But, just to be careful, I've been working to expand my bike harem over the winter . . .
Basic Metallurgy 101Brad S
Jan 22, 2003 11:07 AM
Well, if you don't ride it much then it probably will last 10 years. But if you are putting upwards of 8,000+ miles on it a year, ride hard and aggresive, then no, I do not think you will get more than 3 years out of a super lightweight, thin walled aluminum frame like a U2 or Easton Scandium or Columbus Starship. Your GT Edge is not lightweight aluminum, pretty thick stuff really. So I am not suprised you got 4 years out of it so far. When I say 3+ years is good, I am talking about the latest crop of superlightweight aluminum tubesets.

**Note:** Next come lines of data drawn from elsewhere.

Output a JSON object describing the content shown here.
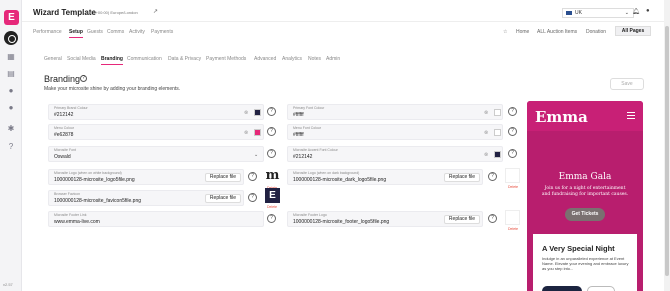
{
  "app": {
    "logo_letter": "E",
    "version": "v2.57"
  },
  "header": {
    "title": "Wizard Template",
    "subtitle": "(UTC+00:00) Europe/London",
    "country": "UK"
  },
  "main_tabs": [
    {
      "label": "Performance"
    },
    {
      "label": "Setup"
    },
    {
      "label": "Guests"
    },
    {
      "label": "Comms"
    },
    {
      "label": "Activity"
    },
    {
      "label": "Payments"
    }
  ],
  "page_links": [
    "Home",
    "ALL Auction Items",
    "Donation"
  ],
  "all_pages_label": "All Pages",
  "sub_tabs": [
    {
      "label": "General"
    },
    {
      "label": "Social Media"
    },
    {
      "label": "Branding"
    },
    {
      "label": "Communication"
    },
    {
      "label": "Data & Privacy"
    },
    {
      "label": "Payment Methods"
    },
    {
      "label": "Advanced"
    },
    {
      "label": "Analytics"
    },
    {
      "label": "Notes"
    },
    {
      "label": "Admin"
    }
  ],
  "section": {
    "title": "Branding",
    "description": "Make your microsite shine by adding your branding elements.",
    "save_label": "Save"
  },
  "fields": {
    "primary_brand": {
      "label": "Primary Brand Colour",
      "value": "#212142",
      "swatch": "#212142"
    },
    "primary_font": {
      "label": "Primary Font Colour",
      "value": "#ffffff",
      "swatch": "#ffffff"
    },
    "menu_colour": {
      "label": "Menu Colour",
      "value": "#e62878",
      "swatch": "#e62878"
    },
    "menu_font": {
      "label": "Menu Font Colour",
      "value": "#ffffff",
      "swatch": "#ffffff"
    },
    "microsite_font": {
      "label": "Microsite Font",
      "value": "Oswald"
    },
    "accent_font": {
      "label": "Microsite Accent Font Colour",
      "value": "#212142",
      "swatch": "#212142"
    },
    "logo_white": {
      "label": "Microsite Logo (when on white background)",
      "value": "1000000128-microsite_logo5file.png",
      "button": "Replace file",
      "thumb_text": "m",
      "delete": "Delete"
    },
    "logo_dark": {
      "label": "Microsite Logo (when on dark background)",
      "value": "1000000128-microsite_dark_logo5file.png",
      "button": "Replace file",
      "delete": "Delete"
    },
    "browser_favicon": {
      "label": "Browser Favicon",
      "value": "1000000128-microsite_favicon5file.png",
      "button": "Replace file",
      "thumb_text": "E",
      "delete": "Delete"
    },
    "footer_logo": {
      "label": "Microsite Footer Logo",
      "value": "1000000128-microsite_footer_logo5file.png",
      "button": "Replace file",
      "delete": "Delete"
    },
    "footer_link": {
      "label": "Microsite Footer Link",
      "value": "www.emma-live.com"
    }
  },
  "preview": {
    "logo": "Emma",
    "title": "Emma Gala",
    "subtitle": "Join us for a night of entertainment and fundraising for important causes.",
    "cta": "Get Tickets",
    "card_title": "A Very Special Night",
    "card_text": "Indulge in an unparalleled experience at Event Name. Elevate your evening and embrace luxury as you step into..."
  },
  "colors": {
    "accent": "#e62878",
    "preview_bg": "#c82076"
  }
}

I broke a Altec2 bike after 2.5 years at the headtube/downtube junction. Stress fracture. And Altec2 is not nearly as thin walled aluminum tubes as what I mentioned above. Of course I do ride a 61cm frame which definitely makes a difference, but I only weight 165 lbs.

Think what you will, but basic metallurgy 101 says that aluminum frames will even stress fracture if given enough fatigue cycles.
Basic Metallurgy 101motta
Jan 22, 2003 11:19 AM
Sounds to me like your bike broke at the weld. Bad build, not a thinwall tubeset, is the culprit.
Basic Metallurgy 101Brad S
Jan 23, 2003 11:53 AM
Yes, it did break at the weld, and that is where 95% of frames break. It is very rare to see a tube break in the middle of it. Lightweight tubesets are more likely to break at the welds, because the material is much thinner there. Back to Basic Metallurgy 101!
Check out the EFBe...MRS
Jan 22, 2003 2:35 PM for some actual fatigue test results at
You will see that some of the lightest AL frames (Principia RS6 Pro, Storck Scenario Light, Caad7) have excellent results.